Katahdin Smoke BushDesigning your fall landscaping for year-round color needn’t be complicated: the key is to identify plantings that combine  blooms, foliage and color to keep your landscape fresh throughout the late summer and early fall season changes. We took a look at some options that work well from summer into fall.

Smoke Bush (Continus)
This perennial can be trained as a bush or small tree. It features dark, purplish foliage and dramatic puff of smoke flowers and can be planted singly or as a hedge. It thrives in poor, dry and unfertile soil, so don’t pamper it too much! These bushes are deciduous so plan to use in combination with evergreens for year-round coverage.

With a broad array of greens blues and yellows, hostas adore shade and come in many sizes and options. They can be tucked under larger bushes to provide counterpoint color and cover bare ground. Plant them near climbers like clematis to keep their roots cool and in the summer.

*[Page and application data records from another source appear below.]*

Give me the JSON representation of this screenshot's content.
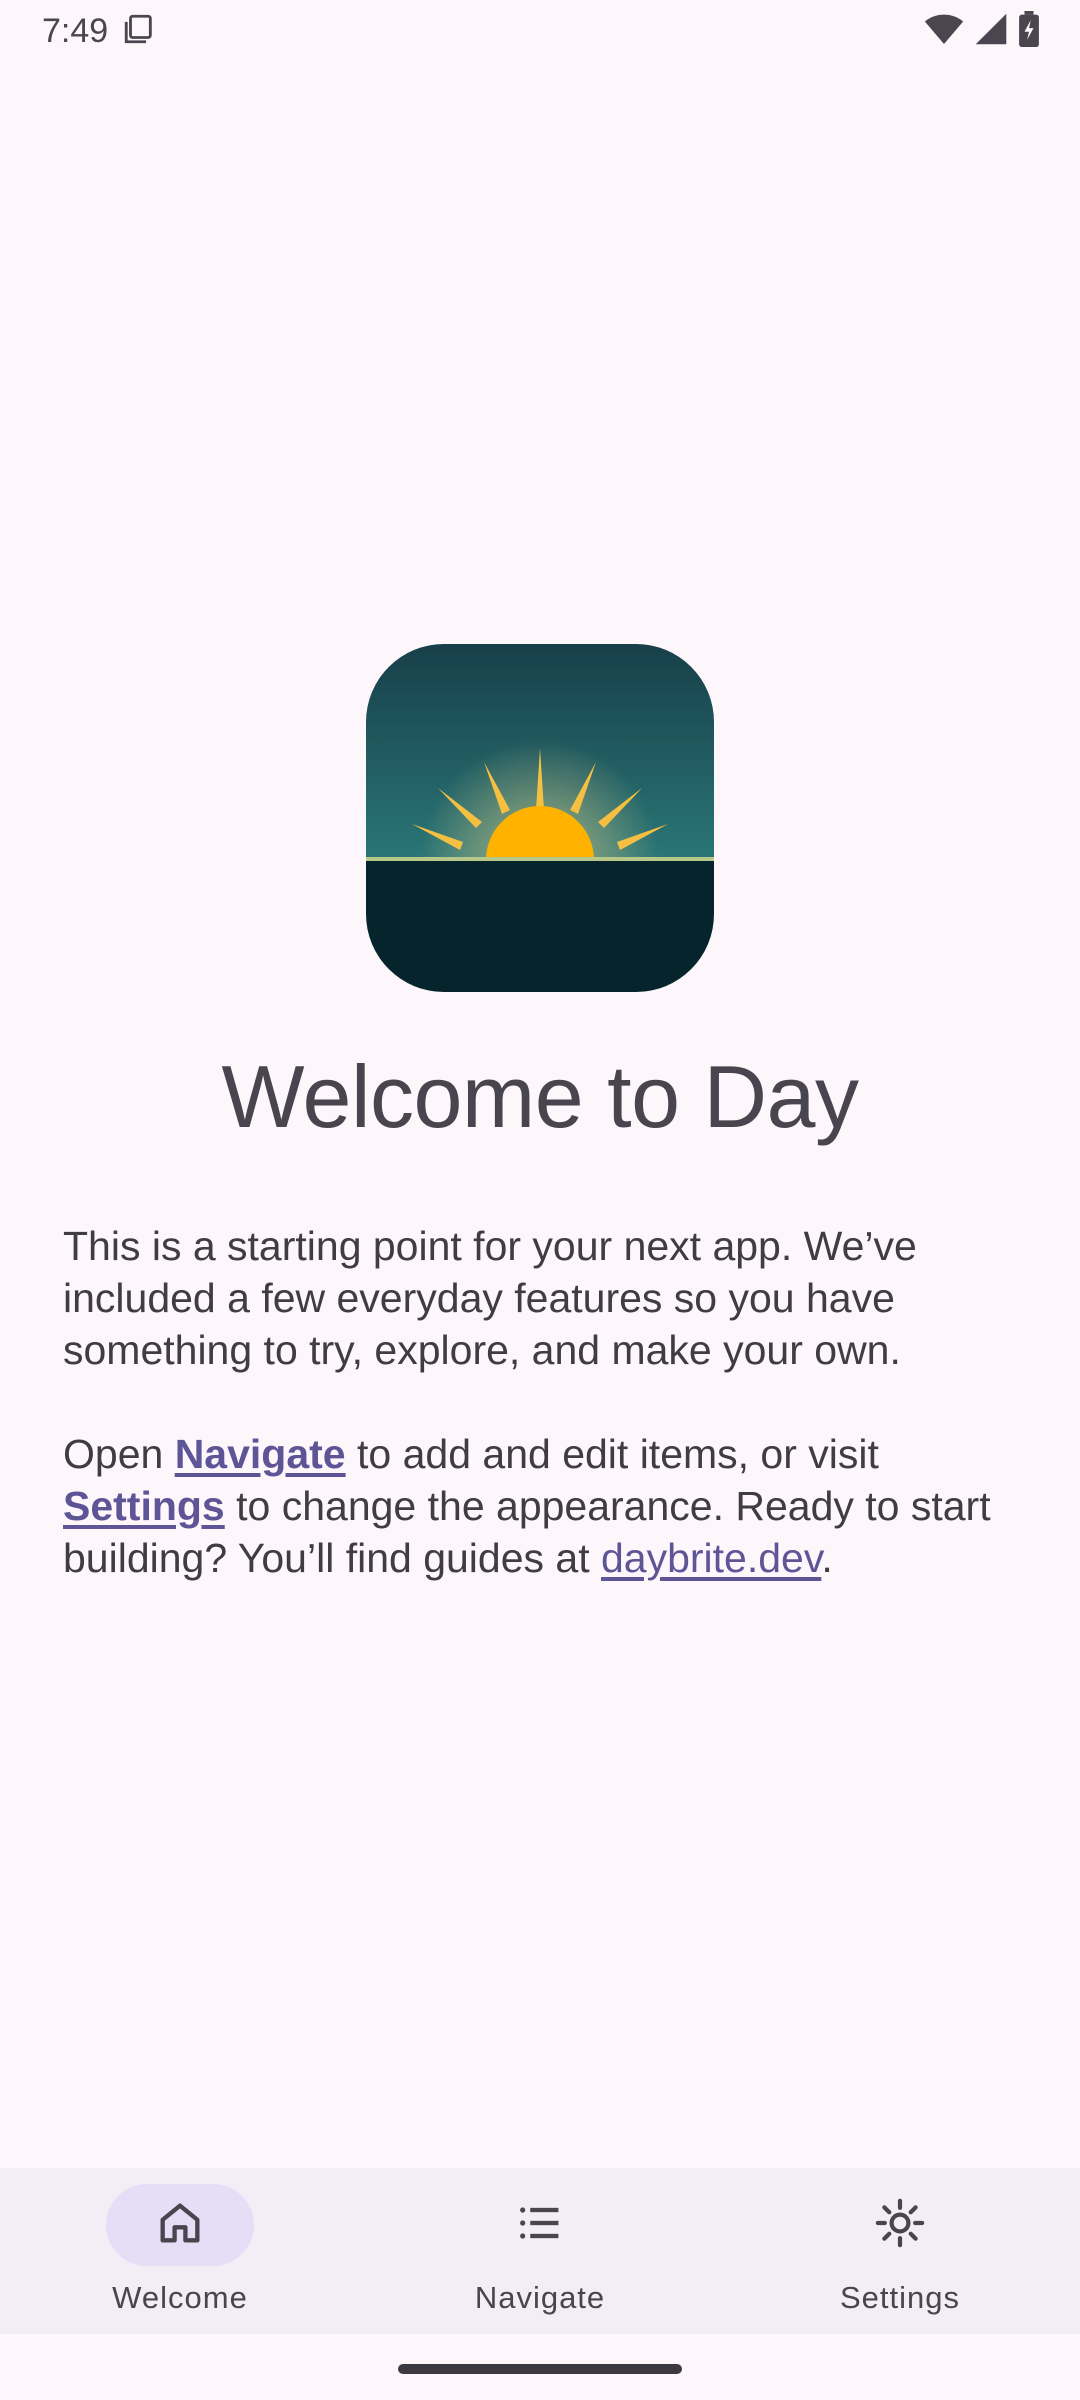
{
  "status": {
    "time": "7:49"
  },
  "welcome": {
    "title": "Welcome to Day",
    "paragraph1": "This is a starting point for your next app. We’ve included a few everyday features so you have something to try, explore, and make your own.",
    "p2_open": "Open ",
    "p2_navigate_link": "Navigate",
    "p2_middle1": " to add and edit items, or visit ",
    "p2_settings_link": "Settings",
    "p2_middle2": " to change the appearance. Ready to start building? You’ll find guides at ",
    "p2_site_link": "daybrite.dev",
    "p2_end": "."
  },
  "nav": {
    "items": [
      {
        "label": "Welcome",
        "icon": "home-icon",
        "active": true
      },
      {
        "label": "Navigate",
        "icon": "list-icon",
        "active": false
      },
      {
        "label": "Settings",
        "icon": "brightness-icon",
        "active": false
      }
    ]
  },
  "colors": {
    "background": "#fdf7fc",
    "accent": "#5e5596",
    "nav_background": "#f3edf6",
    "nav_active_pill": "#e6ddf6",
    "logo_sky_top": "#173f4a",
    "logo_sky_bottom": "#2a7676",
    "logo_ground": "#06242b",
    "logo_sun": "#ffb300"
  }
}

Black-eyed Susans
katahdin fall landscapingThese cheery flowers return as perennials and reach their peak blooming at the end of summer. Plant them in clumps to create a 2-3 foot tall hedge-like effect of dark foliage and showy orange and black blooms.

Dahlias come in many shapes and sizes and a wonderful cut flowers. For multiple blooms and prolific foliage, try a 3- to 4-inch bloom dahlia. The corms, or roots, can be ordered for planting after the last hard frost. Foliage is leafy and can be tall and lank so give them plenty of room. Buds begin to appear late summer, and flowers continue to bloom through fall. After the first frost, you’ll need to dig up the corms, each of which should be multiplied in the form of a good-sized ball. Break off the individual “potatoes” for storage in a dry medium like vermiculite over the winter. Replant again after the last frost.

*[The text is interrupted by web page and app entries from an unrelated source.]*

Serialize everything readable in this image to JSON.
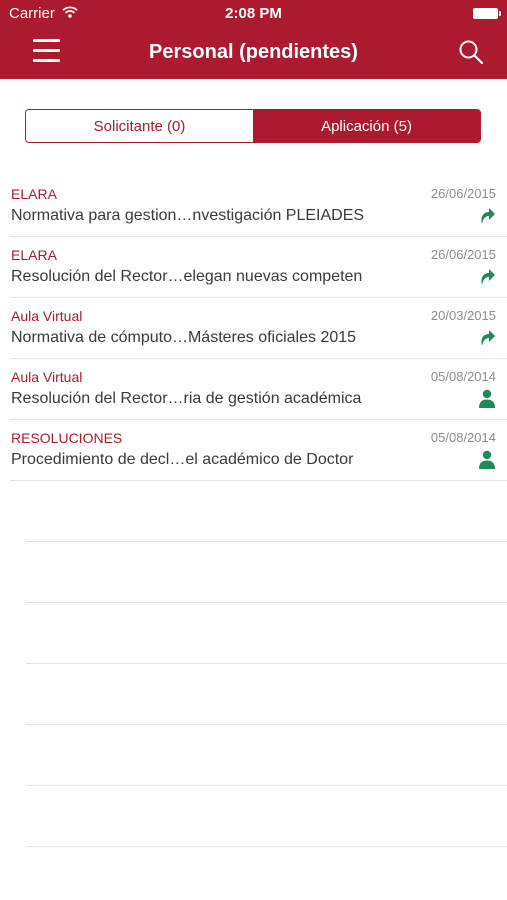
{
  "status_bar": {
    "carrier": "Carrier",
    "time": "2:08 PM"
  },
  "header": {
    "title": "Personal (pendientes)"
  },
  "tabs": [
    {
      "label": "Solicitante (0)",
      "selected": false
    },
    {
      "label": "Aplicación (5)",
      "selected": true
    }
  ],
  "items": [
    {
      "category": "ELARA",
      "date": "26/06/2015",
      "description": "Normativa para gestion…nvestigación PLEIADES",
      "icon": "forward-arrow-icon"
    },
    {
      "category": "ELARA",
      "date": "26/06/2015",
      "description": "Resolución del Rector…elegan nuevas competen",
      "icon": "forward-arrow-icon"
    },
    {
      "category": "Aula Virtual",
      "date": "20/03/2015",
      "description": "Normativa de cómputo…Másteres oficiales 2015",
      "icon": "forward-arrow-icon"
    },
    {
      "category": "Aula Virtual",
      "date": "05/08/2014",
      "description": "Resolución del Rector…ria de gestión académica",
      "icon": "person-icon"
    },
    {
      "category": "RESOLUCIONES",
      "date": "05/08/2014",
      "description": "Procedimiento de decl…el académico de Doctor",
      "icon": "person-icon"
    }
  ],
  "colors": {
    "brand": "#ac1a2f",
    "icon_green": "#1e8a5a",
    "muted_text": "#8e8e8e"
  }
}
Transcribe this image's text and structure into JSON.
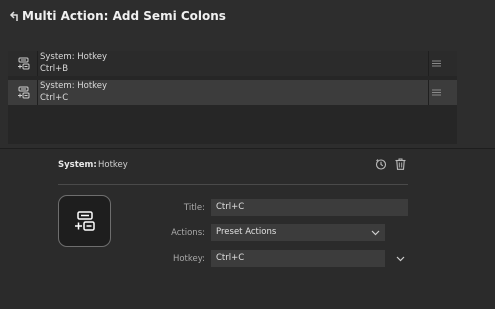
{
  "header": {
    "title": "Multi Action: Add Semi Colons"
  },
  "actions_list": [
    {
      "line1": "System: Hotkey",
      "line2": "Ctrl+B",
      "selected": false
    },
    {
      "line1": "System: Hotkey",
      "line2": "Ctrl+C",
      "selected": true
    }
  ],
  "inspector": {
    "category": "System:",
    "action_name": "Hotkey",
    "title_label": "Title:",
    "title_value": "Ctrl+C",
    "actions_label": "Actions:",
    "actions_value": "Preset Actions",
    "hotkey_label": "Hotkey:",
    "hotkey_value": "Ctrl+C"
  },
  "colors": {
    "background": "#2d2d2d",
    "list_background": "#262626",
    "selected_row": "#3c3c3c",
    "field": "#3c3c3c"
  }
}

Still not sure what to include for fall color in your gardens? Check in with your local greenhouse for more ideas that work in your area.